How can President Bush stand in front of the American people and the world and present evidence that he knows to be insubstantial and false to make a case for the unprecedented preemptive invasion of another country? This was an abuse of our trust and respect for the presidency. And if this is the type of evidence that Mr. Powell is going to present to the U.N. Security Council, he can hardly expect their support.
I commend Mr. Bush for his proposal to fund the fight against AIDS in Africa. However, in last year’s State of the Union address, he promised an increase of $5 billion per year in non-military aid to developing countries, but has failed to include it in subsequent budget requests. We currently spend 0.1% of GDP to help the underprivileged around the world, one seventh of the amount requested by the U.N. to support sustainable third world development. Please ensure that the U.S. government delivers at least the minimal amounts of aid that the president has promised.
It is no coincidence that our problems with Iraq and North Korea have come to a head since September, when the administration issued its controversial policy statements regarding the preemptive and unilateral use of military force. These policies undermine the guarantees of national sovereignty contained in the U.N. Charter, and would effectively reduce the world to 180 countries and about 16,000 bilateral relationships in which either side had better take preemptive military action before its enemy does (as North Korea is threatening to do). U.S. military power cannot take the place of multilateral treaties as the arbiter of world order while still primarily serving U.S. interests, and this contradiction can never be resolved. We should therefore be working to strengthen the international system of multilateral treaties and organizations, not scrapping them in favor of a return to the law of the jungle.

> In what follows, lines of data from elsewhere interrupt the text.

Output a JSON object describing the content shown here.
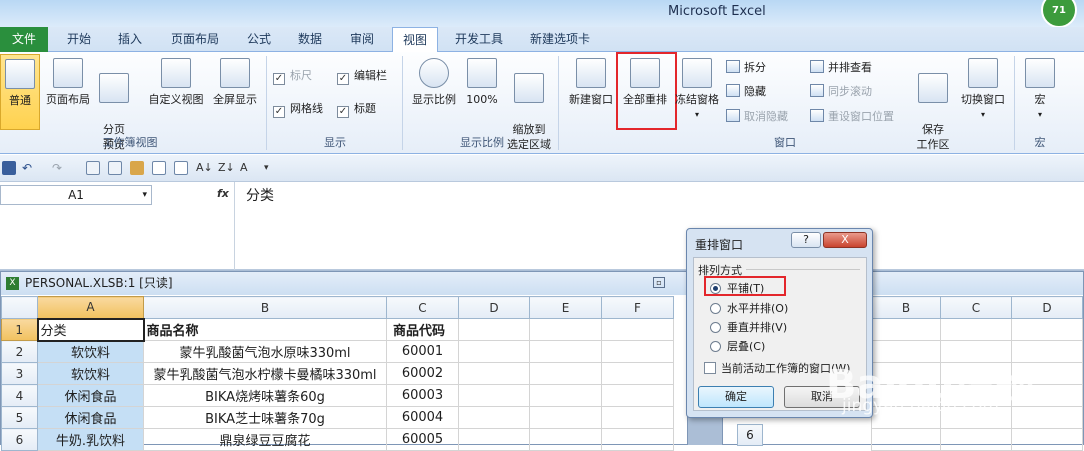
{
  "window": {
    "title": "Microsoft Excel",
    "badge": "71"
  },
  "tabs": [
    "文件",
    "开始",
    "插入",
    "页面布局",
    "公式",
    "数据",
    "审阅",
    "视图",
    "开发工具",
    "新建选项卡"
  ],
  "ribbon": {
    "workbook_views": {
      "label": "工作簿视图",
      "normal": "普通",
      "page_layout": "页面布局",
      "page_break": "分页\n预览",
      "custom_views": "自定义视图",
      "full_screen": "全屏显示"
    },
    "show": {
      "label": "显示",
      "ruler": "标尺",
      "formula_bar": "编辑栏",
      "gridlines": "网格线",
      "headings": "标题"
    },
    "zoom": {
      "label": "显示比例",
      "zoom": "显示比例",
      "hundred": "100%",
      "zoom_sel": "缩放到\n选定区域"
    },
    "window": {
      "label": "窗口",
      "new_window": "新建窗口",
      "arrange_all": "全部重排",
      "freeze": "冻结窗格",
      "split": "拆分",
      "hide": "隐藏",
      "unhide": "取消隐藏",
      "side_by_side": "并排查看",
      "sync_scroll": "同步滚动",
      "reset_pos": "重设窗口位置",
      "save_ws": "保存\n工作区",
      "switch": "切换窗口"
    },
    "macros": {
      "label": "宏",
      "macro": "宏"
    }
  },
  "formula": {
    "cell": "A1",
    "fx": "fx",
    "value": "分类"
  },
  "workbook1": {
    "title": "PERSONAL.XLSB:1  [只读]",
    "columns": [
      "A",
      "B",
      "C",
      "D",
      "E",
      "F"
    ],
    "rows": [
      {
        "num": "1",
        "a": "分类",
        "b": "商品名称",
        "c": "商品代码"
      },
      {
        "num": "2",
        "a": "软饮料",
        "b": "蒙牛乳酸菌气泡水原味330ml",
        "c": "60001"
      },
      {
        "num": "3",
        "a": "软饮料",
        "b": "蒙牛乳酸菌气泡水柠檬卡曼橘味330ml",
        "c": "60002"
      },
      {
        "num": "4",
        "a": "休闲食品",
        "b": "BIKA烧烤味薯条60g",
        "c": "60003"
      },
      {
        "num": "5",
        "a": "休闲食品",
        "b": "BIKA芝士味薯条70g",
        "c": "60004"
      },
      {
        "num": "6",
        "a": "牛奶.乳饮料",
        "b": "鼎泉绿豆豆腐花",
        "c": "60005"
      }
    ]
  },
  "workbook2": {
    "columns": [
      "B",
      "C",
      "D"
    ],
    "row6": "6"
  },
  "dialog": {
    "title": "重排窗口",
    "help": "?",
    "close": "X",
    "group": "排列方式",
    "options": [
      "平铺(T)",
      "水平并排(O)",
      "垂直并排(V)",
      "层叠(C)"
    ],
    "selected": 0,
    "checkbox": "当前活动工作簿的窗口(W)",
    "ok": "确定",
    "cancel": "取消"
  },
  "watermark": {
    "brand": "Baidu经验",
    "url": "jingyan.baidu.com"
  }
}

Lastly, please support Rep. Kucinich’s bill to establish a U.S. Department of Peace. This would be a much-needed vehicle to explore non-military solutions to many of our problems.